Homework Help: Find Taylor Series

1. Sep 23, 2014

TheRedDevil18

1. The problem statement, all variables and given/known data

Find the taylor series representation for the following function
f(x) = cos(x) in powers of x-pi

2. Relevant equations

3. The attempt at a solution

I don't know what they mean by "in powers of x-pi", that's the part i'm confused with. Can somebody please explain that part for me, thanks

2. Sep 23, 2014

ShayanJ

That just means you should expand around $x=\pi$ rather than the usual $x=0$.

3. Sep 23, 2014

TheRedDevil18

Does that mean the "a" value is pi ?

4. Sep 23, 2014

ShayanJ

If you write $f(a+\delta)=\sum_{n=0}^\infty \frac{f^{(n)}(a)}{n!} \delta^n$, then yes!

5. Sep 23, 2014

TheRedDevil18

I use this formula

f^(n)(a)*((x-a)^n)/n!

And sub in pi for a, thanks

6. Sep 23, 2014

Staff: Mentor

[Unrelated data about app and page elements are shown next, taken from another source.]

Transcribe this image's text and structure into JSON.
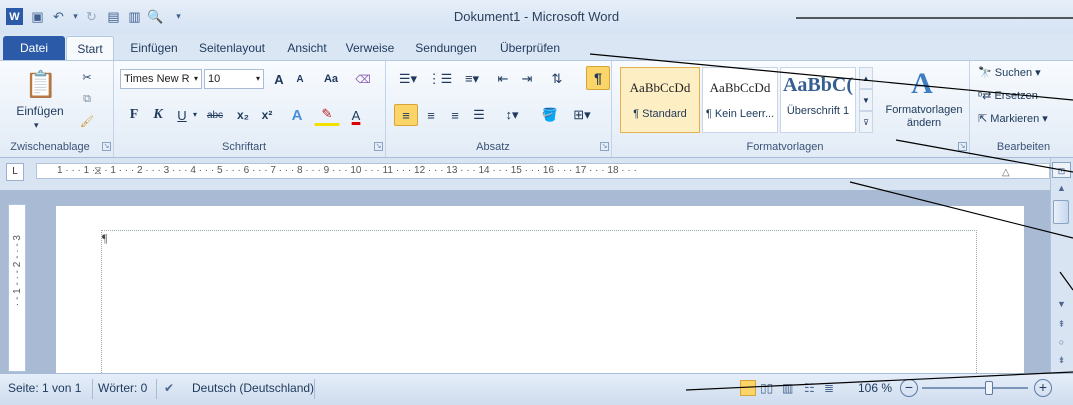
{
  "window": {
    "title": "Dokument1 - Microsoft Word"
  },
  "qat": {
    "word_icon": "word-app-icon",
    "save_icon": "save-icon",
    "undo_icon": "undo-icon",
    "redo_icon": "redo-icon",
    "new_icon": "new-document-icon",
    "print_preview_icon": "print-preview-icon",
    "customize_icon": "customize-dropdown-icon"
  },
  "tabs": [
    {
      "label": "Datei"
    },
    {
      "label": "Start"
    },
    {
      "label": "Einfügen"
    },
    {
      "label": "Seitenlayout"
    },
    {
      "label": "Ansicht"
    },
    {
      "label": "Verweise"
    },
    {
      "label": "Sendungen"
    },
    {
      "label": "Überprüfen"
    }
  ],
  "ribbon": {
    "clipboard": {
      "paste_label": "Einfügen",
      "group_label": "Zwischenablage"
    },
    "font": {
      "font_name": "Times New R",
      "font_size": "10",
      "group_label": "Schriftart",
      "grow": "A",
      "shrink": "A",
      "case": "Aa",
      "bold": "F",
      "italic": "K",
      "underline": "U",
      "strike": "abc",
      "sub": "x₂",
      "sup": "x²",
      "highlight": "A",
      "color": "A"
    },
    "paragraph": {
      "group_label": "Absatz",
      "show_marks": "¶"
    },
    "styles": {
      "group_label": "Formatvorlagen",
      "tiles": [
        {
          "preview": "AaBbCcDd",
          "name": "¶ Standard"
        },
        {
          "preview": "AaBbCcDd",
          "name": "¶ Kein Leerr..."
        },
        {
          "preview": "AaBbC(",
          "name": "Überschrift 1"
        }
      ],
      "change_label": "Formatvorlagen ändern"
    },
    "editing": {
      "group_label": "Bearbeiten",
      "find": "Suchen",
      "replace": "Ersetzen",
      "select": "Markieren"
    }
  },
  "ruler": {
    "text": "1 · · · 1 · · · 1 · · · 2 · · · 3 · · · 4 · · · 5 · · · 6 · · · 7 · · · 8 · · · 9 · · · 10 · · · 11 · · · 12 · · · 13 · · · 14 · · · 15 · · · 16 · · · 17 · · · 18 · · ·",
    "tab_selector": "L"
  },
  "vruler": {
    "text": "· - 1 - · - 2 - · - 3"
  },
  "document": {
    "paragraph_mark": "¶"
  },
  "status": {
    "page": "Seite: 1 von 1",
    "words": "Wörter: 0",
    "language": "Deutsch (Deutschland)",
    "zoom": "106 %",
    "zoom_minus": "−",
    "zoom_plus": "+"
  }
}
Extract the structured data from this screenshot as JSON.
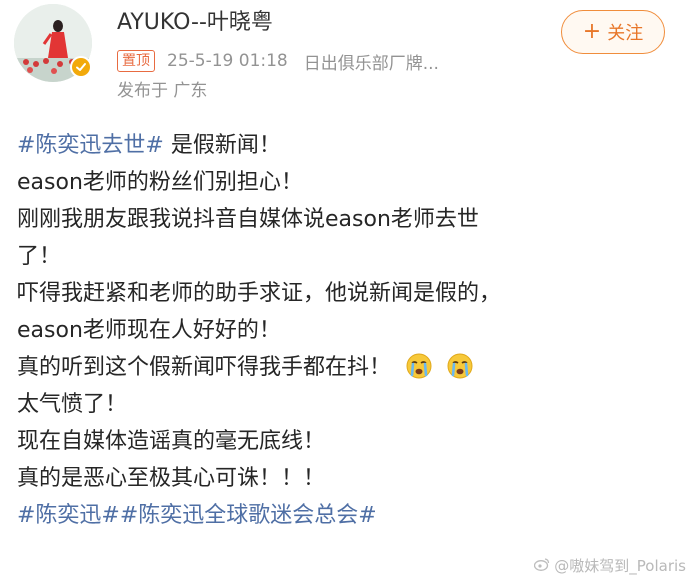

Yes, this is what the general term in your Taylor series will look like. Note that a Maclaurin series is a special case of a Taylor series, where a = 0.

7. Sep 26, 2014

Ok , thanks